[[ Records supplied, beginning ]]

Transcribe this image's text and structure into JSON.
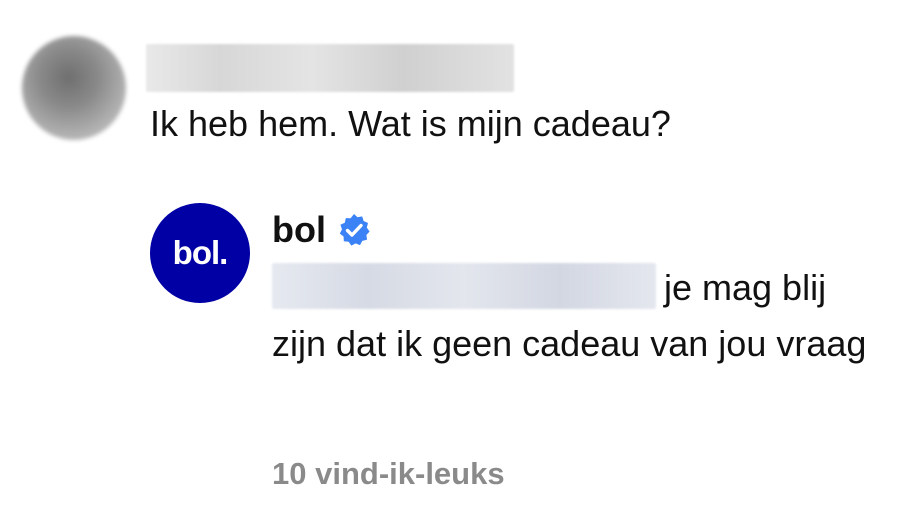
{
  "comment": {
    "text": "Ik heb hem. Wat is mijn cadeau?"
  },
  "reply": {
    "avatar_text": "bol.",
    "author": "bol",
    "verified_icon": "verified-check-icon",
    "body": "je mag blij zijn dat ik geen cadeau van jou vraag",
    "likes": "10 vind-ik-leuks"
  },
  "colors": {
    "brand": "#0000a4",
    "verified": "#3b82f6",
    "muted": "#8a8a8a"
  }
}
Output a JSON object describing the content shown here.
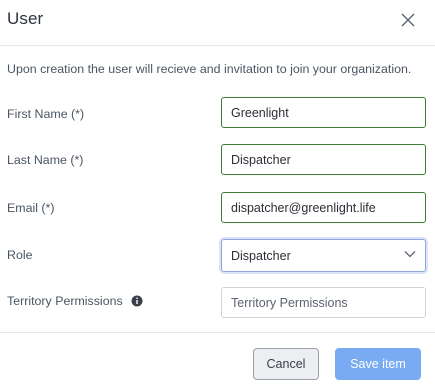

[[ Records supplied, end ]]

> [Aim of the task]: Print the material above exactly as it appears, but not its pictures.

> [Exercise answer]:
Transcribe this image's text and structure into JSON.
{
  "comment": {
    "text": "Ik heb hem. Wat is mijn cadeau?"
  },
  "reply": {
    "avatar_text": "bol.",
    "author": "bol",
    "verified_icon": "verified-check-icon",
    "body": "je mag blij zijn dat ik geen cadeau van jou vraag",
    "likes": "10 vind-ik-leuks"
  },
  "colors": {
    "brand": "#0000a4",
    "verified": "#3b82f6",
    "muted": "#8a8a8a"
  }
}
Output a JSON object describing the content shown here.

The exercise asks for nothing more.